Above we offer you free information on where and how to get the education and training required for your career aspirations.
Below you’ll find a summary of what you need to know about the license requirements for that trade, along with links to complete guides that will help you get started!
Electrician Training and Licensing
The first step to becoming an electrician is to get the appropriate training from a program like one you’ll find through the info request forms on this page. Besides an education, you’ll most likely need a license to perform electrical work in your state.
Licensing requirements for electricians are different in every U.S. state. Often times electrician licensure is administered by a state agency, while in more populous states with larger cities, you may need to be licensed through the municipality. The types or classes of electrician licenses vary as well from apprentice to journeyman, to master electrician, but even the terminology can be different from one state to another.
Depending on your state, you may also need an electrical contracting license. This allows licensed individuals to administer work under contract with their company. In most cases, electricians must be bonded and insured before they can begin offering their services. Any electrician who hires employees to work under them will need workers’ compensation insurance in addition to their general liability insurance.

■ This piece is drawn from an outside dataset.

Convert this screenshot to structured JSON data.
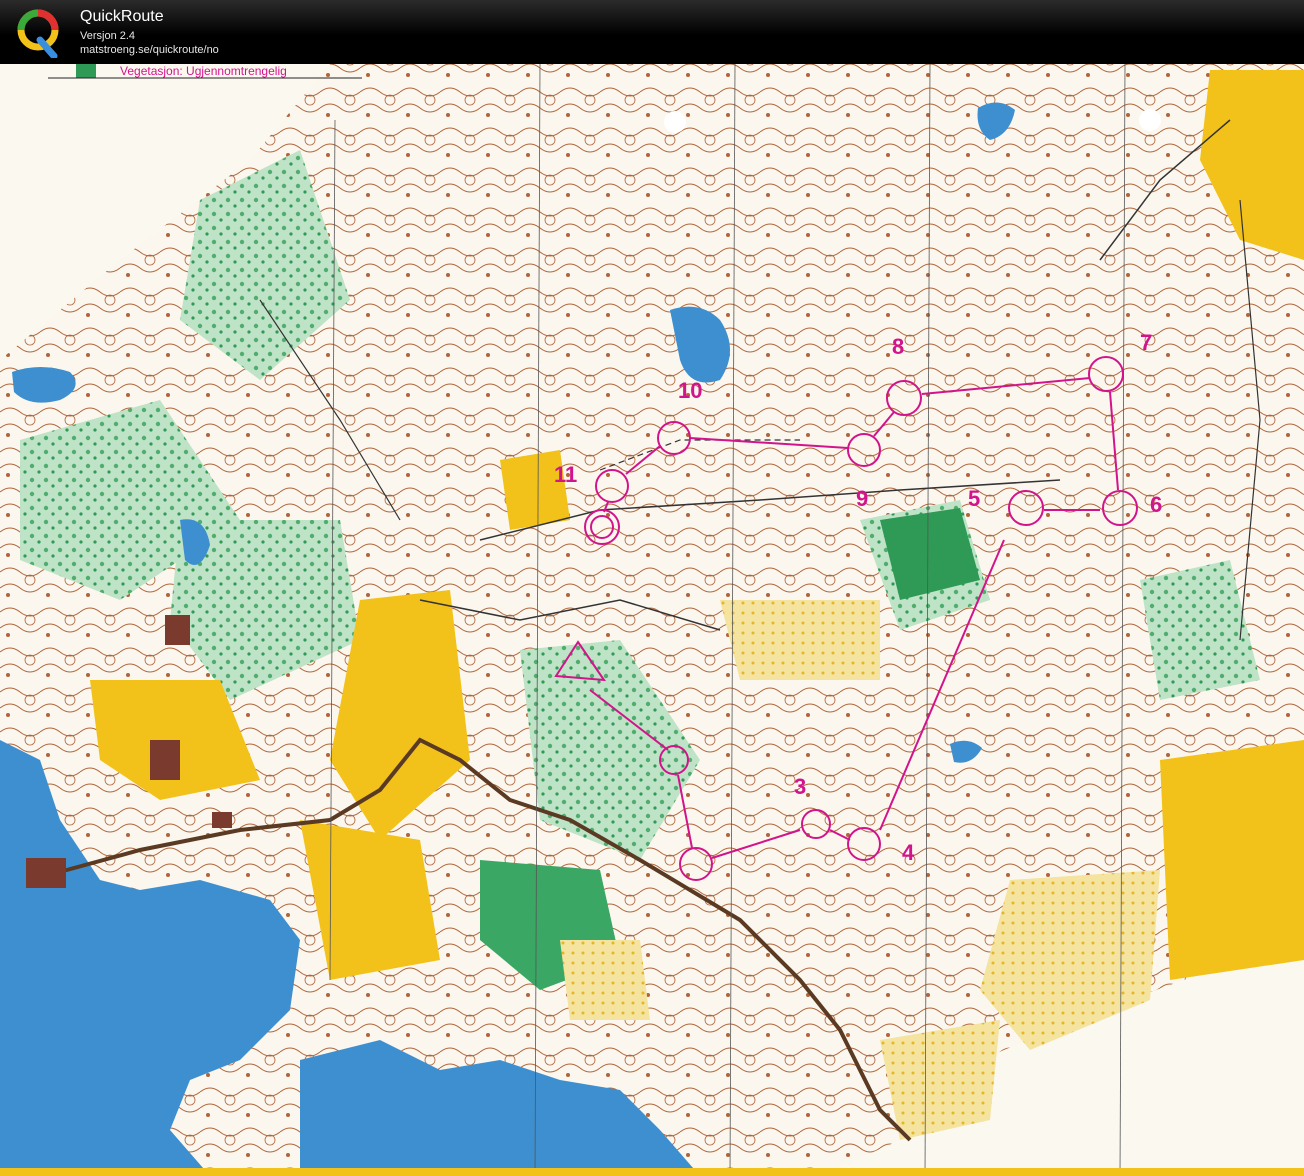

We have created comprehensive electrician license guides for each state that will help you know what license, training, experience, and insurance you must have to pursue a career as an electrical contractor.
Visit our directory of electrical contractor license requirements by state to see what your state’s requirements are.

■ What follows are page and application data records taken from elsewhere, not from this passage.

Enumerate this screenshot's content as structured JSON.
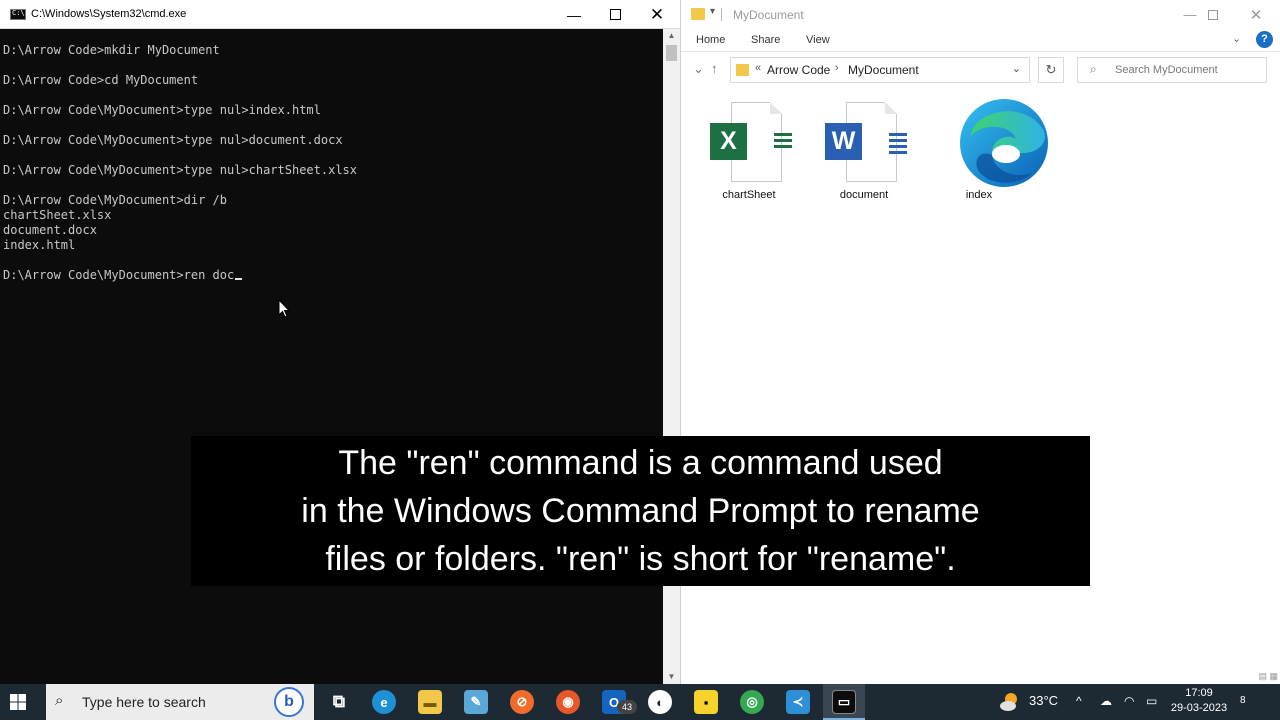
{
  "cmd": {
    "title": "C:\\Windows\\System32\\cmd.exe",
    "icon_text": "C:\\",
    "lines": [
      "D:\\Arrow Code>mkdir MyDocument",
      "",
      "D:\\Arrow Code>cd MyDocument",
      "",
      "D:\\Arrow Code\\MyDocument>type nul>index.html",
      "",
      "D:\\Arrow Code\\MyDocument>type nul>document.docx",
      "",
      "D:\\Arrow Code\\MyDocument>type nul>chartSheet.xlsx",
      "",
      "D:\\Arrow Code\\MyDocument>dir /b",
      "chartSheet.xlsx",
      "document.docx",
      "index.html",
      "",
      "D:\\Arrow Code\\MyDocument>ren doc"
    ]
  },
  "explorer": {
    "title": "MyDocument",
    "ribbon_tabs": [
      "Home",
      "Share",
      "View"
    ],
    "breadcrumb": [
      "Arrow Code",
      "MyDocument"
    ],
    "breadcrumb_prefix": "«",
    "search_placeholder": "Search MyDocument",
    "files": [
      {
        "name": "chartSheet",
        "kind": "excel",
        "letter": "X",
        "color": "#1d7044"
      },
      {
        "name": "document",
        "kind": "word",
        "letter": "W",
        "color": "#2b5fb4"
      },
      {
        "name": "index",
        "kind": "edge",
        "letter": "",
        "color": "#1f8fd6"
      }
    ]
  },
  "caption": {
    "lines": [
      "The \"ren\" command is a command used",
      "in the Windows Command Prompt to rename",
      "files or folders. \"ren\" is short for \"rename\"."
    ]
  },
  "taskbar": {
    "search_placeholder": "Type here to search",
    "bing_label": "b",
    "apps": [
      {
        "name": "task-view",
        "color": "#1e2a33",
        "glyph": "⧉"
      },
      {
        "name": "edge",
        "color": "#1f8fd6",
        "glyph": "e"
      },
      {
        "name": "file-explorer",
        "color": "#f3c84a",
        "glyph": "▬"
      },
      {
        "name": "notepad",
        "color": "#5aa7d8",
        "glyph": "✎"
      },
      {
        "name": "postman",
        "color": "#ef6c2a",
        "glyph": "⊘"
      },
      {
        "name": "firefox",
        "color": "#e8572a",
        "glyph": "◉"
      },
      {
        "name": "outlook",
        "color": "#1565c0",
        "glyph": "O"
      },
      {
        "name": "circle-app",
        "color": "#ffffff",
        "glyph": "◐"
      },
      {
        "name": "sticky-notes",
        "color": "#f7d12c",
        "glyph": "▪"
      },
      {
        "name": "chrome",
        "color": "#34a853",
        "glyph": "◎"
      },
      {
        "name": "vscode",
        "color": "#2d8fd5",
        "glyph": "≺"
      },
      {
        "name": "cmd",
        "color": "#0c0c0c",
        "glyph": "▭"
      }
    ],
    "outlook_badge": "43",
    "temperature": "33°C",
    "time": "17:09",
    "date": "29-03-2023",
    "notification_count": "8"
  }
}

HVAC Technician Training and Licensing
Seeking education and training in the HVAC industry is a great idea since HVAC contractors are in high demand throughout the United States. In order to pursue a career where you specialize in repairing, servicing, and installing heating and air conditioning units systems in homes or businesses, not only will you need to be trained, but you will need to be licensed according to your state’s requirements.
HVAC licensing requirements vary from state to state, but there are some common themes that typically include:
- Providing proof of training
- Supervised work experience for a specific period of time
- Workers’ compensation and liability insurance if you’re the business owner
- Applying for a license from the state’s licensing board
- Paying required fees
- Taking competency exams where required
Most states have a contractor licensing board that administers HVAC licenses. It’s likely that there will be different license levels such as an apprentice or a journeyman.
Besides heating and air, HVAC companies are often the ones customers call on to work on refrigeration equipment (the “-R” in HVAC-R). Refrigerants are federally regulated, so if you will be handling or working with them, you will need to obtain an EPA Section 608 Technical Certification. This requires passing an exam, submitting an application, and paying a fee. The certificate you’ll receive doesn’t expire.
Visit our directory of HVAC contractor license requirements by state to see what your state’s requirements are.
Plumber Training and Licensing
If you’re thinking about a plumbing career, then you’ll definitely need to know your state’s plumbing licensing requirements. There is a lot of crossover from state to state when it comes to plumbing licensure. For example, common requirements include:
- Attending and then providing proof of completion of an accredited plumbing training program
- Carrying liability insurance
- Maintaining required certificates
- Paying associated license fees
- Providing proof of workers’ compensation insurance (if you have employees)
- Purchasing surety bonds;
- Passing the state’s plumbing license exam (where applicable)
Similar to other trades, different licensing types vary by state but often include journeyman, master plumber, and apprenticeships.
To get started, see what your state’s requirements are in our directory of plumbing license requirements by state.